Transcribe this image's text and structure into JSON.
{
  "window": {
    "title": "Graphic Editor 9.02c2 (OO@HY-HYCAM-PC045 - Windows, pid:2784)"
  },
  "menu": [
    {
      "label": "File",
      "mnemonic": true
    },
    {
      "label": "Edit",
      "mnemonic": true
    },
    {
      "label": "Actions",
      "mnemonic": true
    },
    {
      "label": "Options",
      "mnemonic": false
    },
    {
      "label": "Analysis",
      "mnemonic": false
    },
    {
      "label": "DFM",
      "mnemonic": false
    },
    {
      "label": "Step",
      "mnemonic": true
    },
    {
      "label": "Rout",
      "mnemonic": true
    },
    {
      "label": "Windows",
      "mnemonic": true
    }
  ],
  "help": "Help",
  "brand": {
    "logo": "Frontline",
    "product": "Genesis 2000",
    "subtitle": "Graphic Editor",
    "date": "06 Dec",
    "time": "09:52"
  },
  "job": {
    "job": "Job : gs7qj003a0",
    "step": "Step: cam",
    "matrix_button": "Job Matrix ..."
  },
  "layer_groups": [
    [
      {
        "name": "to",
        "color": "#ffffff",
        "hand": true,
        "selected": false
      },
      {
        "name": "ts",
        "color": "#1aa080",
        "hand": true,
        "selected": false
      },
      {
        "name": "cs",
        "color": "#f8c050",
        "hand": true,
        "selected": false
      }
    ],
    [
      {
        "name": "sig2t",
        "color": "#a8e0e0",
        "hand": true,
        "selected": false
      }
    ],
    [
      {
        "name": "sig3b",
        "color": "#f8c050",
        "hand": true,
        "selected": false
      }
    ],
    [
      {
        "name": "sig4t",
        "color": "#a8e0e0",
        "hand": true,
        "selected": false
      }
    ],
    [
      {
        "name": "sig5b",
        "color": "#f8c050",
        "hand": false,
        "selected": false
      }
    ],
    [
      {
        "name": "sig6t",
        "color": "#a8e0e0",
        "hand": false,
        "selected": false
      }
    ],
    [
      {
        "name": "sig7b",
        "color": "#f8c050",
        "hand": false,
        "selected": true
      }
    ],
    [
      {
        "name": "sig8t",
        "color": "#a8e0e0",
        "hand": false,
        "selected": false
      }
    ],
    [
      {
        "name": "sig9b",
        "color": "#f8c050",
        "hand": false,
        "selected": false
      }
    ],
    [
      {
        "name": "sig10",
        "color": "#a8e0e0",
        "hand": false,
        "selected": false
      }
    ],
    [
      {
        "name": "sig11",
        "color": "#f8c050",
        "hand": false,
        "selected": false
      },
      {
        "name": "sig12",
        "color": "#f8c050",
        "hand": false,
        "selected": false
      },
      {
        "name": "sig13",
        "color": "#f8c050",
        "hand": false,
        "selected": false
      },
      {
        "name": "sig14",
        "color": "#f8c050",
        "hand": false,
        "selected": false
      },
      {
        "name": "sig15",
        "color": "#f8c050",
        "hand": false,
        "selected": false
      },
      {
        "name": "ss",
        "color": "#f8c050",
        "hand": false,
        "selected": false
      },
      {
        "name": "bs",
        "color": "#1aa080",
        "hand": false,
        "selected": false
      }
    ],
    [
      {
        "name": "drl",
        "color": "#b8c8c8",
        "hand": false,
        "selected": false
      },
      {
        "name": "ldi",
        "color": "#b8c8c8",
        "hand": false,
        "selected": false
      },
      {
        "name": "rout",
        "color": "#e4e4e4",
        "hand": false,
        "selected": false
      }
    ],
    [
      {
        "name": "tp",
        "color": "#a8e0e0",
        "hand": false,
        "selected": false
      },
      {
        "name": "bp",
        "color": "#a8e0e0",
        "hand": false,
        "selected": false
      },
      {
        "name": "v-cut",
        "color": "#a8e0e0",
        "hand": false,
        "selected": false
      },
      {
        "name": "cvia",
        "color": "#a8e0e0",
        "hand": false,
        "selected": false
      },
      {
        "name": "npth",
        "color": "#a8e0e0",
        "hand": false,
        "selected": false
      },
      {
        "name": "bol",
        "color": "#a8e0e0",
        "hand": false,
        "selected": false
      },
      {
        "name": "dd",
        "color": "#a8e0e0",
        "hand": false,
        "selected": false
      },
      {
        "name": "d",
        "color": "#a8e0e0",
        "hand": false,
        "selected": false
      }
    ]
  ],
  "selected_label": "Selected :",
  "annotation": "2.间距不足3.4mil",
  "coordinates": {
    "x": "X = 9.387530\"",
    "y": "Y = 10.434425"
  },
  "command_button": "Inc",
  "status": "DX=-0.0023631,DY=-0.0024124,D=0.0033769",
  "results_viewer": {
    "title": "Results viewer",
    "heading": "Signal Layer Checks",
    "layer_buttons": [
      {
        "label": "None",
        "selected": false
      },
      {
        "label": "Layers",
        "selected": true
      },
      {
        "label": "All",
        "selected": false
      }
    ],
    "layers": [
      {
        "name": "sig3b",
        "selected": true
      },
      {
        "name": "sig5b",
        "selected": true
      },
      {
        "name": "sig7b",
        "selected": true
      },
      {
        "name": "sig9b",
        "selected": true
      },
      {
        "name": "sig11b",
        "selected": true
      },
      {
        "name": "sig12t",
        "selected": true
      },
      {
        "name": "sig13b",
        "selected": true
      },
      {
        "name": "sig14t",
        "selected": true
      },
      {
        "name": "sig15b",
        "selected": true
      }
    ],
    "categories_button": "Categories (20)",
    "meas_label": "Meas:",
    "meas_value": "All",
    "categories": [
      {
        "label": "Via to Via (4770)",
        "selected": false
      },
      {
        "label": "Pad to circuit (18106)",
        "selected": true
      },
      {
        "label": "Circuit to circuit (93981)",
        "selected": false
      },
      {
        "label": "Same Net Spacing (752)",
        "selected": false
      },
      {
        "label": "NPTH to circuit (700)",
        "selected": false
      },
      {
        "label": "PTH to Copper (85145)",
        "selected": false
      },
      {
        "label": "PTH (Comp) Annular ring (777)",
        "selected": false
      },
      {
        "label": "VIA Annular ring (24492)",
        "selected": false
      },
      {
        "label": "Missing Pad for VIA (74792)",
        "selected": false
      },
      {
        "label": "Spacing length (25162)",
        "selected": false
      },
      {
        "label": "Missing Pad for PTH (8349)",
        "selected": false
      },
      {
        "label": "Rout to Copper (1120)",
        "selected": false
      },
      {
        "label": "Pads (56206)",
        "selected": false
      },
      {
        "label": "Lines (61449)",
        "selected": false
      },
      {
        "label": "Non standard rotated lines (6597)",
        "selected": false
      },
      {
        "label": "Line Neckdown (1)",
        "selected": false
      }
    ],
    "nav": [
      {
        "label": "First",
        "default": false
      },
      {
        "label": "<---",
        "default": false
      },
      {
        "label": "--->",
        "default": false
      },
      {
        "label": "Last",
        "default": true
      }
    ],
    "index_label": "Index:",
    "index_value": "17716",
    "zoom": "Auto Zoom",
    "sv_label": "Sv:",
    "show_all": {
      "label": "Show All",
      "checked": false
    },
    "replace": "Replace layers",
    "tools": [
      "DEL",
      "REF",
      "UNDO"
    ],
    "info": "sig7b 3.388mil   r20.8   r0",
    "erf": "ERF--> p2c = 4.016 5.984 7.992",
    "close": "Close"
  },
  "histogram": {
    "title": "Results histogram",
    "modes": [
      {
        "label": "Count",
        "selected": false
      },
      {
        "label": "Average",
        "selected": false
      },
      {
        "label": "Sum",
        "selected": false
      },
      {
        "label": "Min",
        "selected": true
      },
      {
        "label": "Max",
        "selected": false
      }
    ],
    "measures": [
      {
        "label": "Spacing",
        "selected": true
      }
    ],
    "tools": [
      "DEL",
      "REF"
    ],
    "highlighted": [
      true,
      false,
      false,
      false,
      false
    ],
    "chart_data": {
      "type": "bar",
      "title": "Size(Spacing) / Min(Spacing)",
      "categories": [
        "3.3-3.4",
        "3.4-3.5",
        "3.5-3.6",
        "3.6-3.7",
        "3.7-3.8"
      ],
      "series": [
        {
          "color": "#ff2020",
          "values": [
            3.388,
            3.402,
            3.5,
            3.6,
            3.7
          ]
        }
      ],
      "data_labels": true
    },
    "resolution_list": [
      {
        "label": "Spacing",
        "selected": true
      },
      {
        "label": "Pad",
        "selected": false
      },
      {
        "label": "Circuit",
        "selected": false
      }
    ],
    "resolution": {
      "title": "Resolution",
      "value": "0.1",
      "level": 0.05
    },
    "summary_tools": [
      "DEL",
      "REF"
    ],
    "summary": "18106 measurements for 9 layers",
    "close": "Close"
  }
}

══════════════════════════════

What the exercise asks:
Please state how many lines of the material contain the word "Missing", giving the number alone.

Exercise answer:
2